By Calum Chace | Source
Klaus Schwab is a clever man. After a rapid ascent through the ranks of German commercial life, he founded the World Economic Foundation (WEF) in 1971. The WEF is best known for organising a five-day annual meeting of the global business and political elite at the ski resort of Davos in Switzerland. He has a list of awards and honorary doctorates as long as your arm.
Schwab has done much to popularise the notion that we are entering a fourth industrial revolution – not least by writing a book of that name. He didn’t invent the phrase: rather he has broadened the term Industrie 4.0, which was adopted by a group of leading German industrialists in 2012 to persuade their government to help the country move towards “smart manufacturing”, in which artificial intelligence and Big Data are deployed to make production processes more efficient and more flexible.
In that limited context the name makes some sense, but the Fourth Industrial Revolution label is expansionist, and has claimed the Internet of Things, among other aspects of our increasingly AI-affected world. It is a misleading and unhelpful label.
The sixth fourth industrial revolution
Smart manufacturing is not the first development to be called the Fourth Industrial Revolution. As this Slate article from January 2016 points out, it is at least the sixth “fourth industrial revolution”. (The others, since you ask, were atomic energy in 1948, ubiquitous electronics in 1955, computers in 1970, the information age in 1984, and finally, nanotechnology.)

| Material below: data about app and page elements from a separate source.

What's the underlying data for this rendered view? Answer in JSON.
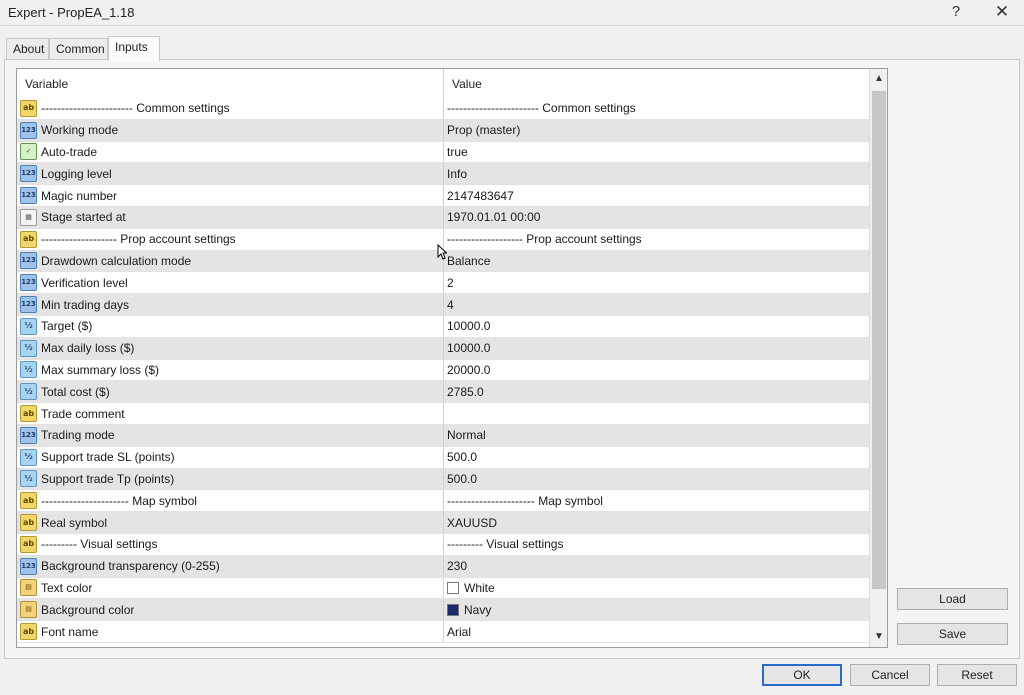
{
  "window": {
    "title": "Expert - PropEA_1.18",
    "help_label": "?",
    "close_label": "✕"
  },
  "tabs": [
    {
      "label": "About",
      "active": false
    },
    {
      "label": "Common",
      "active": false
    },
    {
      "label": "Inputs",
      "active": true
    }
  ],
  "grid": {
    "headers": {
      "variable": "Variable",
      "value": "Value"
    },
    "rows": [
      {
        "type": "ab",
        "icon": "text-type-icon",
        "variable": "----------------------- Common settings",
        "value": "----------------------- Common settings"
      },
      {
        "type": "n123",
        "icon": "integer-type-icon",
        "variable": "Working mode",
        "value": "Prop (master)"
      },
      {
        "type": "bool",
        "icon": "boolean-type-icon",
        "variable": "Auto-trade",
        "value": "true"
      },
      {
        "type": "n123",
        "icon": "integer-type-icon",
        "variable": "Logging level",
        "value": "Info"
      },
      {
        "type": "n123",
        "icon": "integer-type-icon",
        "variable": "Magic number",
        "value": "2147483647"
      },
      {
        "type": "dt",
        "icon": "datetime-type-icon",
        "variable": "Stage started at",
        "value": "1970.01.01 00:00"
      },
      {
        "type": "ab",
        "icon": "text-type-icon",
        "variable": "------------------- Prop account settings",
        "value": "------------------- Prop account settings"
      },
      {
        "type": "n123",
        "icon": "integer-type-icon",
        "variable": "Drawdown calculation mode",
        "value": "Balance"
      },
      {
        "type": "n123",
        "icon": "integer-type-icon",
        "variable": "Verification level",
        "value": "2"
      },
      {
        "type": "n123",
        "icon": "integer-type-icon",
        "variable": "Min trading days",
        "value": "4"
      },
      {
        "type": "half",
        "icon": "double-type-icon",
        "variable": "Target ($)",
        "value": "10000.0"
      },
      {
        "type": "half",
        "icon": "double-type-icon",
        "variable": "Max daily loss ($)",
        "value": "10000.0"
      },
      {
        "type": "half",
        "icon": "double-type-icon",
        "variable": "Max summary loss ($)",
        "value": "20000.0"
      },
      {
        "type": "half",
        "icon": "double-type-icon",
        "variable": "Total cost ($)",
        "value": "2785.0"
      },
      {
        "type": "ab",
        "icon": "text-type-icon",
        "variable": "Trade comment",
        "value": ""
      },
      {
        "type": "n123",
        "icon": "integer-type-icon",
        "variable": "Trading mode",
        "value": "Normal"
      },
      {
        "type": "half",
        "icon": "double-type-icon",
        "variable": "Support trade SL (points)",
        "value": "500.0"
      },
      {
        "type": "half",
        "icon": "double-type-icon",
        "variable": "Support trade Tp (points)",
        "value": "500.0"
      },
      {
        "type": "ab",
        "icon": "text-type-icon",
        "variable": "---------------------- Map symbol",
        "value": "---------------------- Map symbol"
      },
      {
        "type": "ab",
        "icon": "text-type-icon",
        "variable": "Real symbol",
        "value": "XAUUSD"
      },
      {
        "type": "ab",
        "icon": "text-type-icon",
        "variable": "--------- Visual settings",
        "value": "--------- Visual settings"
      },
      {
        "type": "n123",
        "icon": "integer-type-icon",
        "variable": "Background transparency (0-255)",
        "value": "230"
      },
      {
        "type": "clr",
        "icon": "color-type-icon",
        "variable": "Text color",
        "value": "White",
        "swatch": "#ffffff"
      },
      {
        "type": "clr",
        "icon": "color-type-icon",
        "variable": "Background color",
        "value": "Navy",
        "swatch": "#1b2a6b"
      },
      {
        "type": "ab",
        "icon": "text-type-icon",
        "variable": "Font name",
        "value": "Arial"
      }
    ]
  },
  "type_glyphs": {
    "ab": "ab",
    "n123": "123",
    "half": "½",
    "bool": "✓",
    "dt": "▦",
    "clr": "▤"
  },
  "buttons": {
    "load": "Load",
    "save": "Save",
    "ok": "OK",
    "cancel": "Cancel",
    "reset": "Reset"
  },
  "scrollbar": {
    "up_glyph": "▲",
    "down_glyph": "▼"
  }
}
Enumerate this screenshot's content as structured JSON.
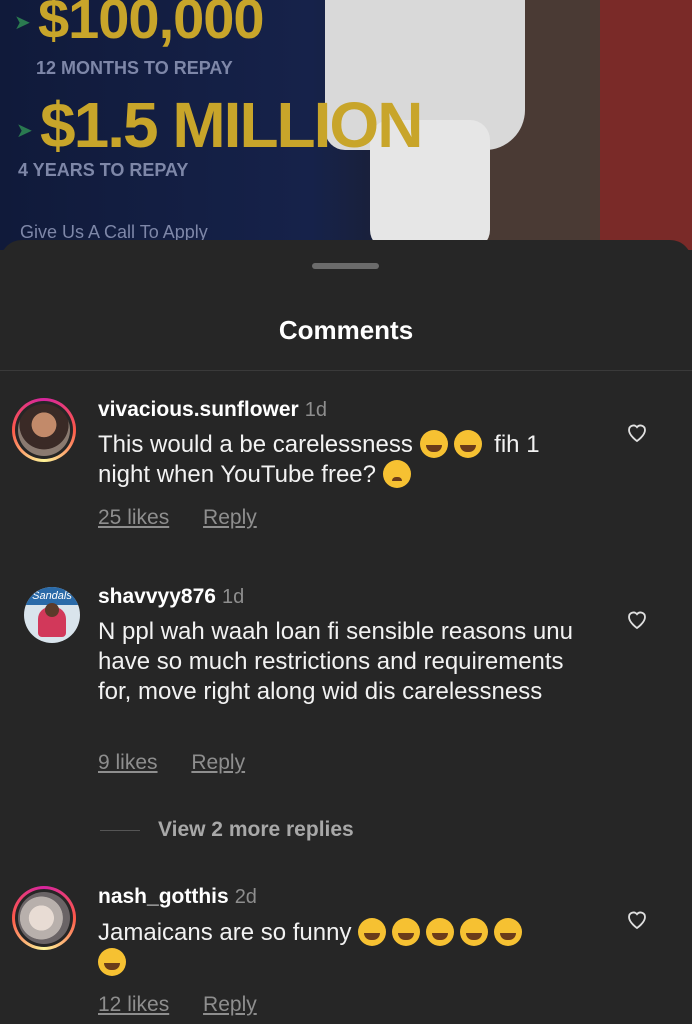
{
  "background_ad": {
    "line1": "$100,000",
    "line2": "12 MONTHS TO REPAY",
    "line3": "$1.5 MILLION",
    "line4": "4 YEARS TO REPAY",
    "line5": "Give Us A Call To Apply"
  },
  "sheet": {
    "title": "Comments"
  },
  "comments": [
    {
      "username": "vivacious.sunflower",
      "time": "1d",
      "text_part1": "This would a be carelessness",
      "text_part2": "fih 1",
      "text_part3": "night when YouTube free?",
      "likes": "25 likes",
      "reply": "Reply"
    },
    {
      "username": "shavvyy876",
      "time": "1d",
      "text": "N ppl wah waah loan fi sensible reasons unu have so much restrictions and requirements for, move right along wid dis carelessness",
      "likes": "9 likes",
      "reply": "Reply",
      "view_more": "View 2 more replies"
    },
    {
      "username": "nash_gotthis",
      "time": "2d",
      "text": "Jamaicans are so funny",
      "likes": "12 likes",
      "reply": "Reply"
    }
  ],
  "avatar_caption": "Sandals",
  "icons": {
    "like": "heart-outline-icon",
    "emoji_laugh": "face-with-tears-of-joy-emoji",
    "emoji_cry": "loudly-crying-face-emoji",
    "emoji_rofl": "rolling-on-floor-laughing-emoji",
    "emoji_sad": "crying-face-emoji"
  },
  "colors": {
    "sheet_bg": "#262626",
    "text_primary": "#ffffff",
    "text_secondary": "#8e8e8e"
  }
}
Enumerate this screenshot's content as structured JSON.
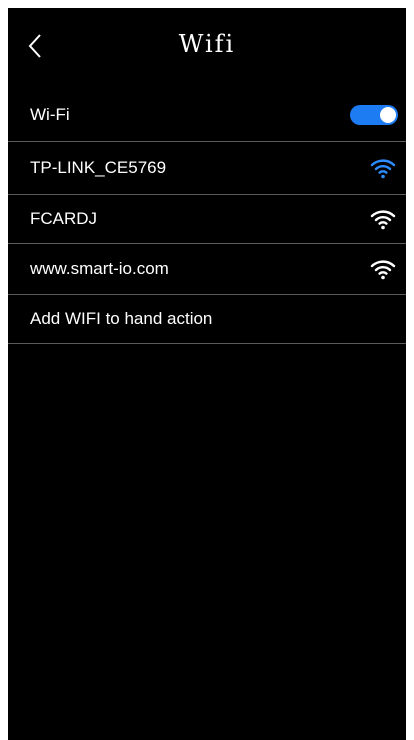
{
  "header": {
    "title": "Wifi",
    "back_icon": "chevron-left-icon"
  },
  "wifi_toggle": {
    "label": "Wi-Fi",
    "enabled": true,
    "accent_color": "#1e7cf2"
  },
  "networks": [
    {
      "ssid": "TP-LINK_CE5769",
      "signal_color": "#2d8cff",
      "icon": "wifi-icon"
    },
    {
      "ssid": "FCARDJ",
      "signal_color": "#ffffff",
      "icon": "wifi-icon"
    },
    {
      "ssid": "www.smart-io.com",
      "signal_color": "#ffffff",
      "icon": "wifi-icon"
    }
  ],
  "add_network": {
    "label": "Add WIFI to hand action"
  }
}
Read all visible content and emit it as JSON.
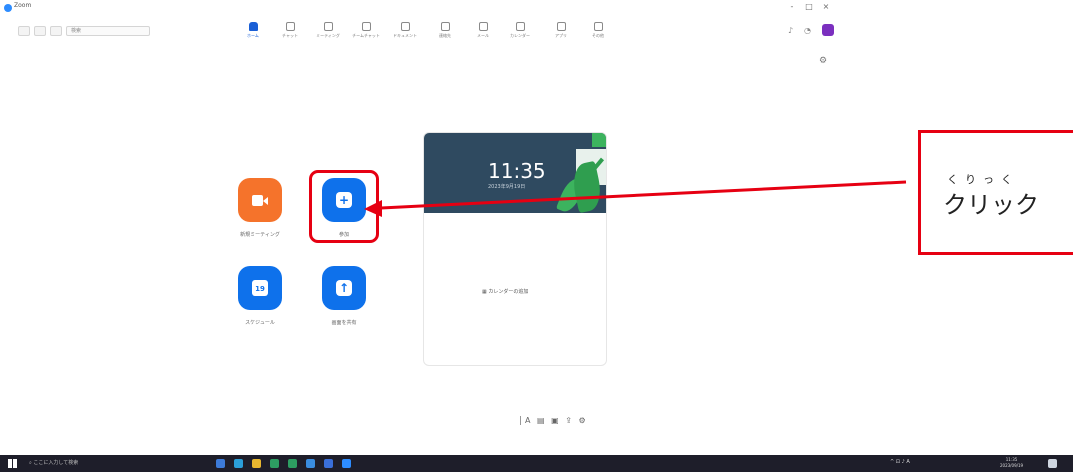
{
  "window": {
    "title": "Zoom",
    "minimize": "-",
    "maximize": "□",
    "close": "×"
  },
  "toolbar": {
    "search_placeholder": "検索",
    "tabs": [
      {
        "label": "ホーム",
        "active": true
      },
      {
        "label": "チャット"
      },
      {
        "label": "ミーティング"
      },
      {
        "label": "チームチャット"
      },
      {
        "label": "ドキュメント"
      },
      {
        "label": "連絡先"
      },
      {
        "label": "メール"
      },
      {
        "label": "カレンダー"
      },
      {
        "label": "アプリ"
      },
      {
        "label": "その他"
      }
    ],
    "right_icons": [
      "notification-icon",
      "settings-icon"
    ]
  },
  "actions": {
    "new_meeting": "新規ミーティング",
    "join": "参加",
    "schedule": "スケジュール",
    "schedule_day": "19",
    "share_screen": "画面を共有"
  },
  "calendar_card": {
    "time": "11:35",
    "date": "2023年9月19日",
    "empty": "カレンダーの追加"
  },
  "callout": {
    "ruby": "くりっく",
    "text": "クリック"
  },
  "taskbar": {
    "search_placeholder": "ここに入力して検索",
    "clock_time": "11:35",
    "clock_date": "2023/09/19",
    "tray_text": "^ ⊡ ♪ A"
  },
  "colors": {
    "zoom_blue": "#0e71eb",
    "zoom_orange": "#f5732b",
    "annotation_red": "#e60012",
    "card_header": "#2f4a60"
  }
}
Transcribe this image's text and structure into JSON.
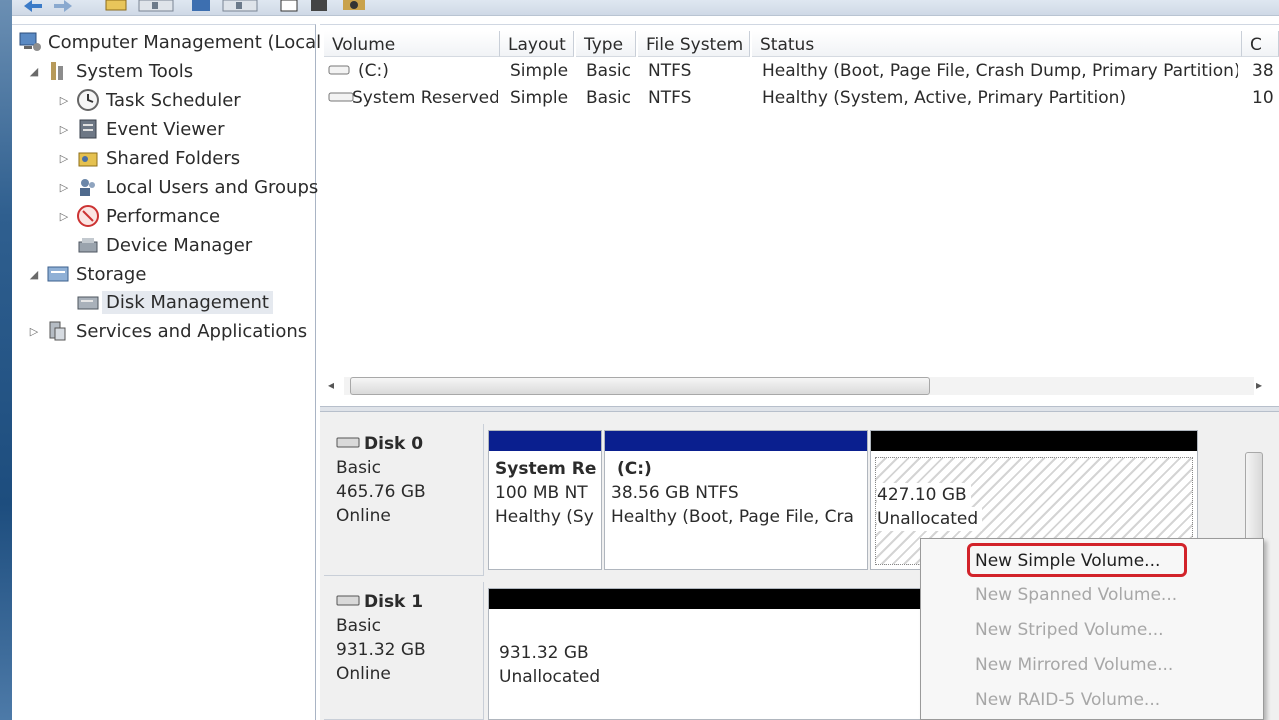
{
  "tree": {
    "root": "Computer Management (Local",
    "items": [
      {
        "label": "System Tools",
        "icon": "toolbox-icon"
      },
      {
        "label": "Task Scheduler",
        "icon": "clock-icon"
      },
      {
        "label": "Event Viewer",
        "icon": "event-viewer-icon"
      },
      {
        "label": "Shared Folders",
        "icon": "shared-folder-icon"
      },
      {
        "label": "Local Users and Groups",
        "icon": "users-icon"
      },
      {
        "label": "Performance",
        "icon": "performance-icon"
      },
      {
        "label": "Device Manager",
        "icon": "device-manager-icon"
      },
      {
        "label": "Storage",
        "icon": "storage-icon"
      },
      {
        "label": "Disk Management",
        "icon": "disk-management-icon"
      },
      {
        "label": "Services and Applications",
        "icon": "services-icon"
      }
    ]
  },
  "volume_list": {
    "headers": [
      "Volume",
      "Layout",
      "Type",
      "File System",
      "Status",
      "C"
    ],
    "rows": [
      {
        "volume": "(C:)",
        "layout": "Simple",
        "type": "Basic",
        "fs": "NTFS",
        "status": "Healthy (Boot, Page File, Crash Dump, Primary Partition)",
        "cap": "38"
      },
      {
        "volume": "System Reserved",
        "layout": "Simple",
        "type": "Basic",
        "fs": "NTFS",
        "status": "Healthy (System, Active, Primary Partition)",
        "cap": "10"
      }
    ]
  },
  "disks": [
    {
      "name": "Disk 0",
      "type": "Basic",
      "size": "465.76 GB",
      "state": "Online",
      "partitions": [
        {
          "title": "System Re",
          "line1": "100 MB NT",
          "line2": "Healthy (Sy"
        },
        {
          "title": "(C:)",
          "line1": "38.56 GB NTFS",
          "line2": "Healthy (Boot, Page File, Cra"
        },
        {
          "title": "",
          "line1": "427.10 GB",
          "line2": "Unallocated"
        }
      ]
    },
    {
      "name": "Disk 1",
      "type": "Basic",
      "size": "931.32 GB",
      "state": "Online",
      "partitions": [
        {
          "title": "",
          "line1": "931.32 GB",
          "line2": "Unallocated"
        }
      ]
    }
  ],
  "context_menu": {
    "items": [
      {
        "label": "New Simple Volume...",
        "enabled": true
      },
      {
        "label": "New Spanned Volume...",
        "enabled": false
      },
      {
        "label": "New Striped Volume...",
        "enabled": false
      },
      {
        "label": "New Mirrored Volume...",
        "enabled": false
      },
      {
        "label": "New RAID-5 Volume...",
        "enabled": false
      }
    ]
  },
  "colors": {
    "primary_partition_bar": "#0a1f8f",
    "unallocated_bar": "#000000",
    "highlight_border": "#d2232a"
  }
}
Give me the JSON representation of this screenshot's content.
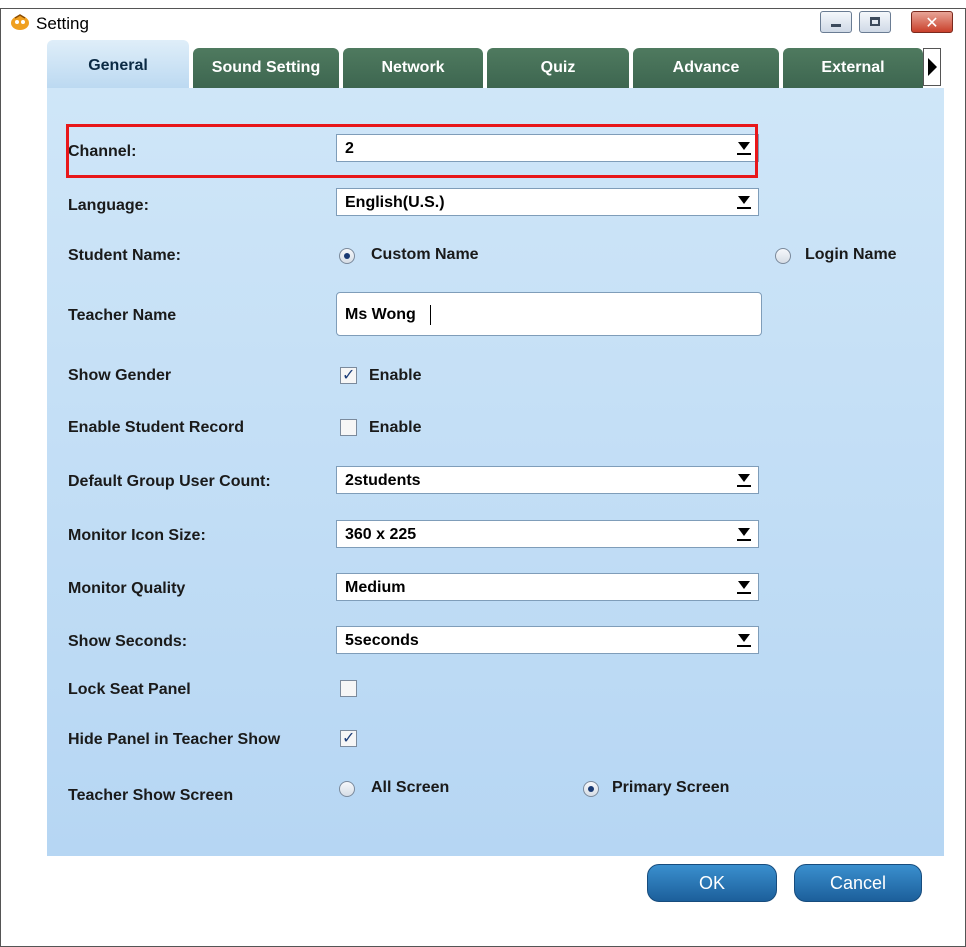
{
  "window": {
    "title": "Setting"
  },
  "tabs": [
    {
      "label": "General"
    },
    {
      "label": "Sound Setting"
    },
    {
      "label": "Network"
    },
    {
      "label": "Quiz"
    },
    {
      "label": "Advance"
    },
    {
      "label": "External"
    }
  ],
  "form": {
    "channel": {
      "label": "Channel:",
      "value": "2"
    },
    "language": {
      "label": "Language:",
      "value": "English(U.S.)"
    },
    "student_name": {
      "label": "Student Name:",
      "option_custom": "Custom Name",
      "option_login": "Login Name",
      "selected": "Custom Name"
    },
    "teacher_name": {
      "label": "Teacher Name",
      "value": "Ms Wong"
    },
    "show_gender": {
      "label": "Show Gender",
      "option": "Enable",
      "checked": true
    },
    "enable_student_record": {
      "label": "Enable Student Record",
      "option": "Enable",
      "checked": false
    },
    "default_group_user_count": {
      "label": "Default Group User Count:",
      "value": "2students"
    },
    "monitor_icon_size": {
      "label": "Monitor Icon Size:",
      "value": "360 x 225"
    },
    "monitor_quality": {
      "label": "Monitor Quality",
      "value": "Medium"
    },
    "show_seconds": {
      "label": "Show Seconds:",
      "value": "5seconds"
    },
    "lock_seat_panel": {
      "label": "Lock Seat Panel",
      "checked": false
    },
    "hide_panel_in_teacher_show": {
      "label": "Hide Panel in Teacher Show",
      "checked": true
    },
    "teacher_show_screen": {
      "label": "Teacher Show Screen",
      "option_all": "All Screen",
      "option_primary": "Primary Screen",
      "selected": "Primary Screen"
    }
  },
  "buttons": {
    "ok": "OK",
    "cancel": "Cancel"
  },
  "colors": {
    "highlight": "#e8171a",
    "tab_inactive": "#3d6650",
    "panel": "#b6d6f3",
    "button": "#1c5f9b"
  }
}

Furthermore, if we are in the business of chopping the industrial revolution into pieces, it is by no means clear that there were only three of them before Industrie 4.0 came along. One of the most helpful ways to understand the industrial revolution is to view it as the arrival of four transformative technologies on the following approximate timeline:
1712: primitive steam engines, textile manufacturing machines, and canals
1830: mobile steam engines and railways
1875: steel and heavy engineering, the chemicals industry
1910: oil, electricity, mass production, cars, airplanes and mass travel
Labelling the Internet of Things, or even smart manufacturing, as the Fourth Industrial Revolution is both confusing and plain wrong. In fact they are both part of something much bigger than another lap of the industrial revolution, momentous as that process was. They are part of the information revolution.
The information revolution
The information revolution begins as information and knowledge become increasingly important factors of production, alongside capital, labour, and raw materials. Information acquires economic value in its own right. Servicesbecome the mainstay of the overall economy, pushing manufacturing into second place, and agriculture into third. (Some politicians don’t like this idea, but there is not much they can do about it. You can’t wish manufacturing back into pole position, and trying to legislate it would bring ruin.)
An Austrian economist named Fritz Machlup calculated that knowledge industries accounted for a third of US GDP in 1959, and argued that this qualified the country as an information society. That seems as good a date as any to pick as the start of the information revolution.
Not just semantics
Why is this important? Is it just semantics? No. First, labels are an important part of language, and language is what allows us to communicate effectively, to kill mammoths, and to build walls and pyramids. When labels point to the wrong things, or point to different things for different people, you get confusion instead of communication.
Secondly, the information revolution is the most important event in our species’ short but dramatic history. It is our third great transformative wave. The first was the agricultural revolution which turned foragers into farmers. That gave us mastery over animals, and generated food surpluses which allowed our population to grow enormously. It made the lives of individual humans considerably less pleasant on average, but it greatly advanced the species.
The second, of course, was the industrial revolution, which in many ways gave us mastery of the planet. Coupled with the enlightenment and the discovery of the scientific method, it ended the perpetual tyranny of famine and starvation, and brought the majority of the species out of the abject poverty which had been the fate of almost every human before. For most people in the developed world it created lifestyles which would have been the envy of kings and queens in previous generations.
The information revolution will do even more. If we survive the two singularities – the economic and the technological ones – it will make us godlike. If we flunk those transitions, we may go extinct, or perhaps just be thrown back to something like the middle ages. Since you are reading this it is likely that you know what I am talking about, and understand the reasoning behind these apparently melodramatic claims. Too few of our fellow humans do, and we need to change that. Muddying the waters of our understanding of the information revolution by calling parts of it the Fourth Industrial Revolution does not help.